Every month, republicEn asks 3 Questions for the EcoRight to learn more about our community.
Does 🍃 natural security = national security?

In this interview, Andrew Zolli, Chief Impact Officer at Planet, a space and AI organization, says that our interconnected world faces unprecedented stresses on nature and that these stresses have profound implications for our daily lives, including issues related to climate change, natural disasters and their impact on national and global security.

Look at the Global risks map below. Start with the green dots on the right and follow their interconnected paths.

Mary Anna Mancuso, republicEn spokesperson, and EcoRight Leadership Council member, recently published this compelling piece on global water scarcity, global security, and climate change in The Hill.
Once again, I’ll ask, does 🍃 natural security = national security? We reached out to the EcoRight community to find out.

Here is what we found:

Q1. To what extent do you agree with the statement, “All of the human economy, all of human society, and therefore all of human safety is nestled within nature”? 65% completely agree, 18% somewhat agree, 9% neutral, 5% somewhat disagree, 3% completely disagree.
Robert B. in Colorado shares, “All primary wealth comes from natural resources. Climate change is a major symptom of our world reaching planetary boundaries. We as a society will either find a place as part of nature, or we will suffer extraordinary negative consequences. “
Q2. Do you believe that climate change and environmental factors have a significant impact on global security and peace? 67% Yes, climate change is a major threat to global security, 18% Yes, but there are other more pressing threats to global security, 14% No, climate change and environmental factors do not significantly affect global security, 1% I’m not sure.
Tracey C. in Ohio writes, “I think that climate change will have a huge impact on national security, especially with climate migration. Almost all the freshwater in the world is concentrated in just a few countries. If we don’t find a way to more wisely manage water in places where it is scarce (and work harder to make sure what we have stays uncontaminated), it only makes sense that we will fight over access to this water. Mexico City has so poorly managed its water infrastructure that they are sinking into the ground from its depleted aquafer. Where will those 8 million people go if there is no water left? “
Q3. Should government prioritize addressing climate change and environmental protection as a means to enhance national security? 70% strongly agree, 10% agree, 5% neutral, 7% disagree, 8% strongly disagree.
Cameron C. in Kansas shares, “I work at the intersection of Climate and National Security doing policy for the Air Force. Climate change is top of mind for mission assurance professionals.”

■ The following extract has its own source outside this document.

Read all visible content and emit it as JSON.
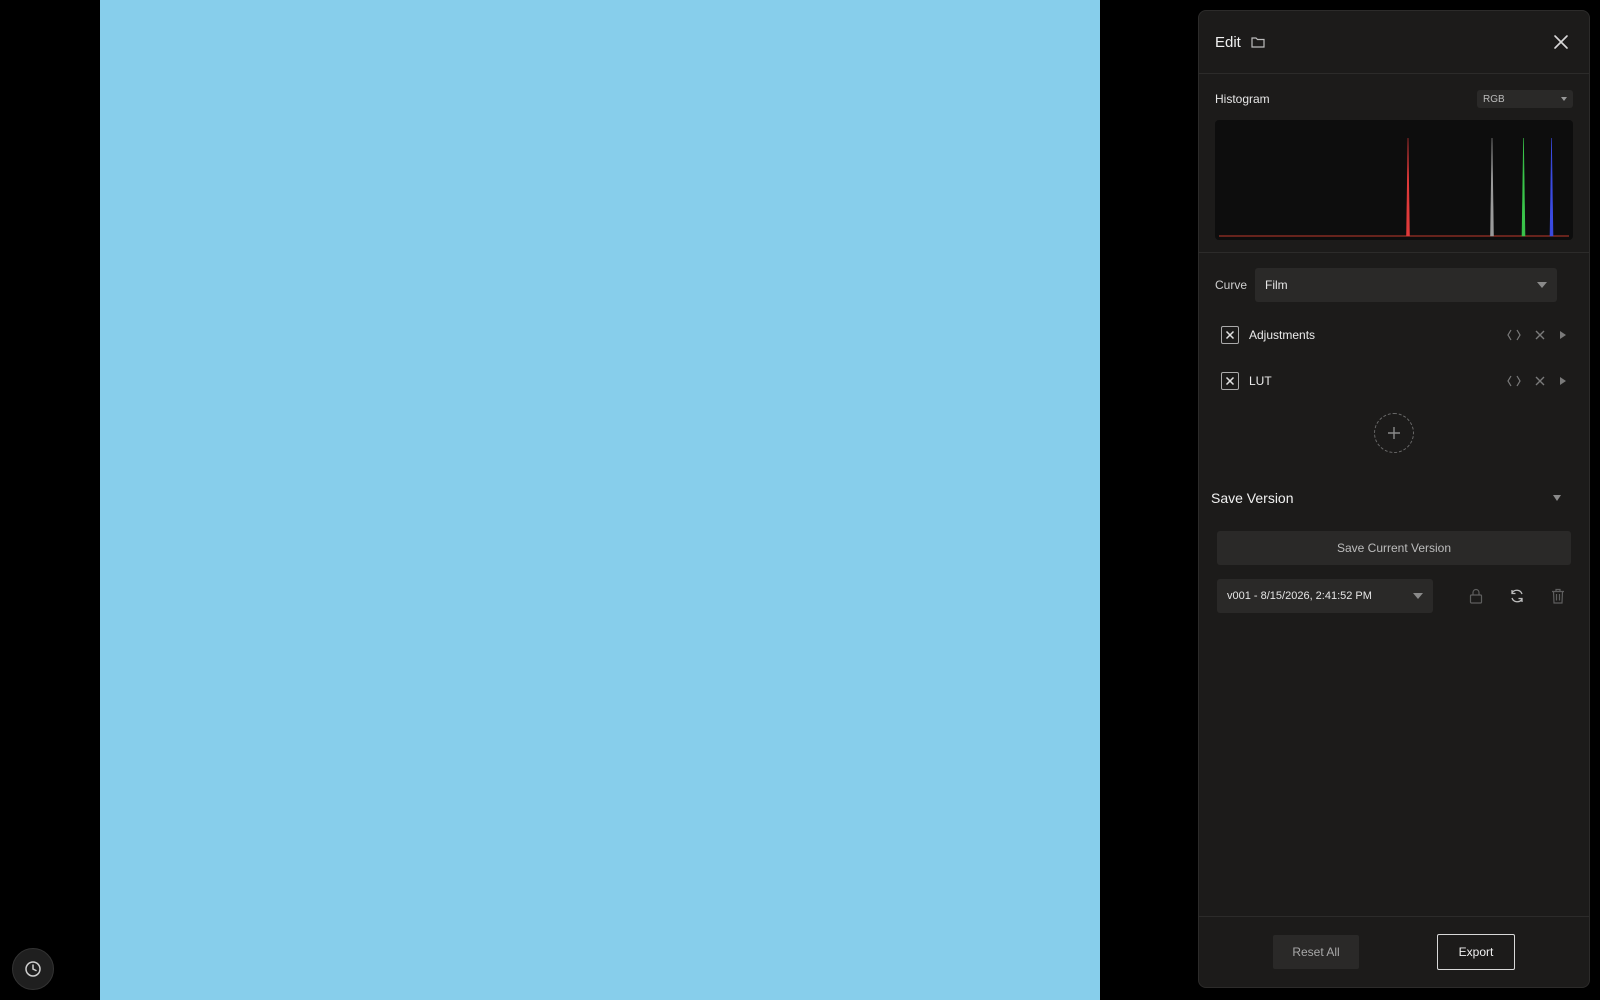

Poll answers represent republicEn members across 37 states (including both Alaska and Hawaii!). Plus, we’re becoming quite the globe trotters. This poll received input from people in Switzerland, Scotland, and South Africa.  Florida submitted the most responses, with California coming in second. The political leaning of poll takers: 42% lean right, 35% claim center, 20% lean left, and 3% are unsure or prefer not to say.

We always receive tons of comments, and reading them is one of my favorite parts of my job. Here are more shared thoughts and opinions from our members:

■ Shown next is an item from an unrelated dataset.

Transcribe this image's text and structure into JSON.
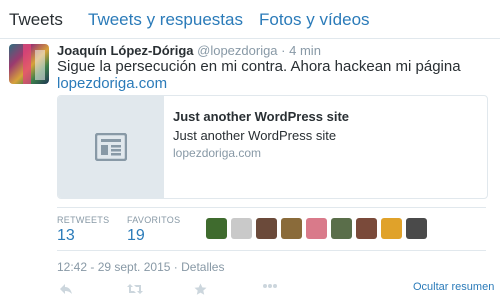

    • “If the nation prioritizes environmental protection over everything else, our panic and haste could cause significant harm. We need to move forward carefully, balancing the complex web of environmental, economic and social interactions, rather than taking the approach that ‘environment is everything and we have to fix it today’.” – Kit A. in Washington
    • “The fossil fuel guys should not get any subsidies or tax breaks.” – Paul H. in Idaho
    • “An estimated 1 billion people live in nations that are ill-equipped to meet the environmental challenges of climate change. If you think several thousand people banging on our door on our southern border every day is a problem, you ain’t seen nothing yet. ” – William J. in California
    • “Nations’ security (around the world) is being impacted by human-caused environmental degradation of all varieties, and that degradation is increasing substantially due to the increasing number of humans that are aggressively pursuing modern conveniences and higher standards of living. It seems to me that modern technology along with modern warfare is also creating more security issues– all around the world.” – Dina L. in Illinois
    • “I believe in science, truth, justice and the need for government to lead civilization to solve global environmental problems.” – Jeff R. in California
    • “Our government needs to stop using national security as an excuse to double down on fossil fuel extraction and development of false solutions (e.g. hydrogen fuel made from methane). The major, long-term threat we are facing as a global society is climate change, and continued reliance on fossil fuels only continues to make that situation worse. ” – Alison S. in Pennsylvania
    • “National security is soooooo far from my thinking. We need to completely de-center the human from the equation, let alone the nation. Our future will be so affected by climate, and this has to do with all of humanity. Therefore, we need supra-national bodies to deal with the effects of climate change. However, I strongly agree that national governments need to prioritise fighting climate change, just not because of the security implications ” – Felix W. in Scotland